**WHAT NEEDS TO BE DONE**
A word-for-word copy of the records that follow is needed, with every picture omitted.
** MATERIAL SHOWN follows **
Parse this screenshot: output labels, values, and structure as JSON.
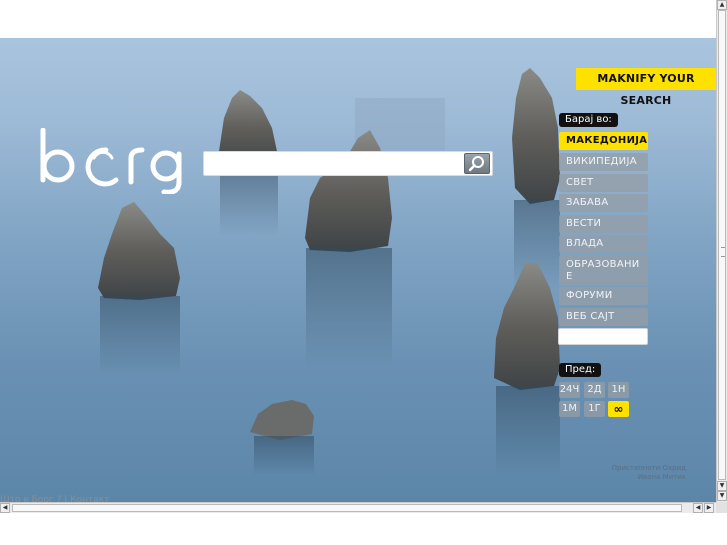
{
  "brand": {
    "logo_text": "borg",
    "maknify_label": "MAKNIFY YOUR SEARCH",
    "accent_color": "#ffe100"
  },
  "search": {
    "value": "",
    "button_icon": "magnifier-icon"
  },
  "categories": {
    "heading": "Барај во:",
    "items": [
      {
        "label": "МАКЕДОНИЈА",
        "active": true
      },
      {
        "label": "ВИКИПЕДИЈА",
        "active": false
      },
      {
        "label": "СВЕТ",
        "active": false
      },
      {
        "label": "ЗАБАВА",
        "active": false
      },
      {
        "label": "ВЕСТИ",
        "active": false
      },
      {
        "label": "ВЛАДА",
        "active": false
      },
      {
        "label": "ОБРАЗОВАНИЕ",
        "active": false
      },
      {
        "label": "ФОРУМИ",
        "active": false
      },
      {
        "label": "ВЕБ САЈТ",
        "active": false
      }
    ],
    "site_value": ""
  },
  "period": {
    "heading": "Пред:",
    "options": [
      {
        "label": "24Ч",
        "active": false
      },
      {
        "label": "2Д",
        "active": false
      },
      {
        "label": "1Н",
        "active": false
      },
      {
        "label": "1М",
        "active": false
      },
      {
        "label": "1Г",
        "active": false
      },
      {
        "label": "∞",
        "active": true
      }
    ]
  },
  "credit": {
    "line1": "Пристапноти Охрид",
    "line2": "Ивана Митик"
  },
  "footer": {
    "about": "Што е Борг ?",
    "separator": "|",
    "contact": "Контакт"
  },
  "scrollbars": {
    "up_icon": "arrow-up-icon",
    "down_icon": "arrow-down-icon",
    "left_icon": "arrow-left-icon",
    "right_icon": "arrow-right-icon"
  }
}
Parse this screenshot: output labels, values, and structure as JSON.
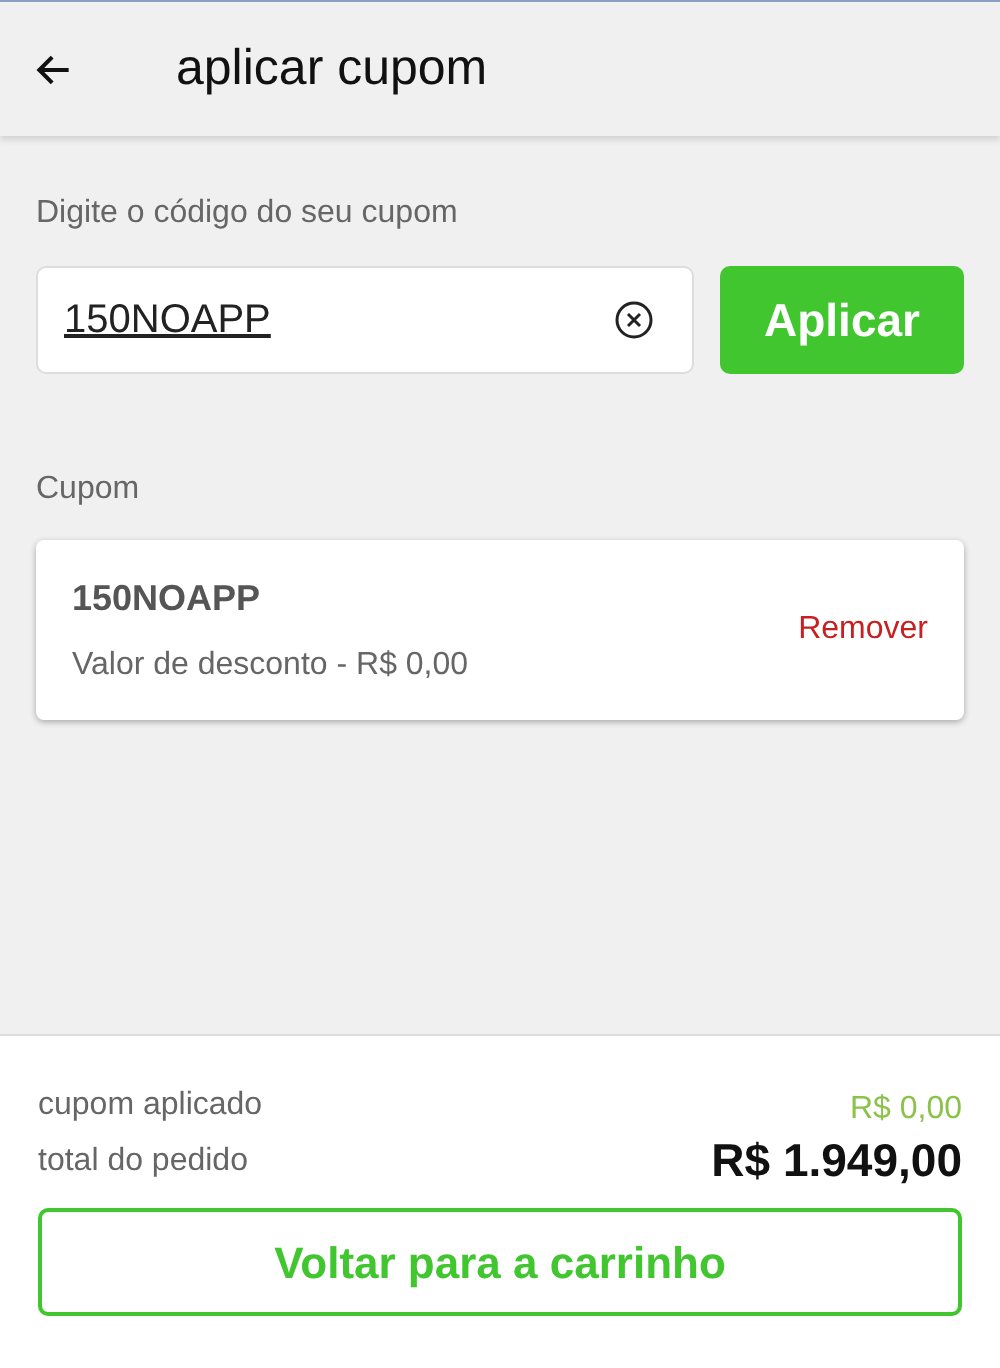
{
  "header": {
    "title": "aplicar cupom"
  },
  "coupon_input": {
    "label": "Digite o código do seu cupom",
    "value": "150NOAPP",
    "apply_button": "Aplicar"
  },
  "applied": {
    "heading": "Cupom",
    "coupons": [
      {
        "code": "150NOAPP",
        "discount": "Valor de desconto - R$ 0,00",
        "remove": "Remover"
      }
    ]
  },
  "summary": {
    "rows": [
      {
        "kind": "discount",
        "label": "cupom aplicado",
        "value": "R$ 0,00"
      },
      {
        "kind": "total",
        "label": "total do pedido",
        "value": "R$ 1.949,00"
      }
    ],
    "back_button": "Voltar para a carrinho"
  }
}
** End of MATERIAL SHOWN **
**TASK RESPONSE**
Parse this screenshot: output labels, values, and structure as JSON.
{
  "brand": {
    "logo_text": "borg",
    "maknify_label": "MAKNIFY YOUR SEARCH",
    "accent_color": "#ffe100"
  },
  "search": {
    "value": "",
    "button_icon": "magnifier-icon"
  },
  "categories": {
    "heading": "Барај во:",
    "items": [
      {
        "label": "МАКЕДОНИЈА",
        "active": true
      },
      {
        "label": "ВИКИПЕДИЈА",
        "active": false
      },
      {
        "label": "СВЕТ",
        "active": false
      },
      {
        "label": "ЗАБАВА",
        "active": false
      },
      {
        "label": "ВЕСТИ",
        "active": false
      },
      {
        "label": "ВЛАДА",
        "active": false
      },
      {
        "label": "ОБРАЗОВАНИЕ",
        "active": false
      },
      {
        "label": "ФОРУМИ",
        "active": false
      },
      {
        "label": "ВЕБ САЈТ",
        "active": false
      }
    ],
    "site_value": ""
  },
  "period": {
    "heading": "Пред:",
    "options": [
      {
        "label": "24Ч",
        "active": false
      },
      {
        "label": "2Д",
        "active": false
      },
      {
        "label": "1Н",
        "active": false
      },
      {
        "label": "1М",
        "active": false
      },
      {
        "label": "1Г",
        "active": false
      },
      {
        "label": "∞",
        "active": true
      }
    ]
  },
  "credit": {
    "line1": "Пристапноти Охрид",
    "line2": "Ивана Митик"
  },
  "footer": {
    "about": "Што е Борг ?",
    "separator": "|",
    "contact": "Контакт"
  },
  "scrollbars": {
    "up_icon": "arrow-up-icon",
    "down_icon": "arrow-down-icon",
    "left_icon": "arrow-left-icon",
    "right_icon": "arrow-right-icon"
  }
}
Parse this screenshot: output labels, values, and structure as JSON.
{
  "header": {
    "title": "aplicar cupom"
  },
  "coupon_input": {
    "label": "Digite o código do seu cupom",
    "value": "150NOAPP",
    "apply_button": "Aplicar"
  },
  "applied": {
    "heading": "Cupom",
    "coupons": [
      {
        "code": "150NOAPP",
        "discount": "Valor de desconto - R$ 0,00",
        "remove": "Remover"
      }
    ]
  },
  "summary": {
    "rows": [
      {
        "kind": "discount",
        "label": "cupom aplicado",
        "value": "R$ 0,00"
      },
      {
        "kind": "total",
        "label": "total do pedido",
        "value": "R$ 1.949,00"
      }
    ],
    "back_button": "Voltar para a carrinho"
  }
}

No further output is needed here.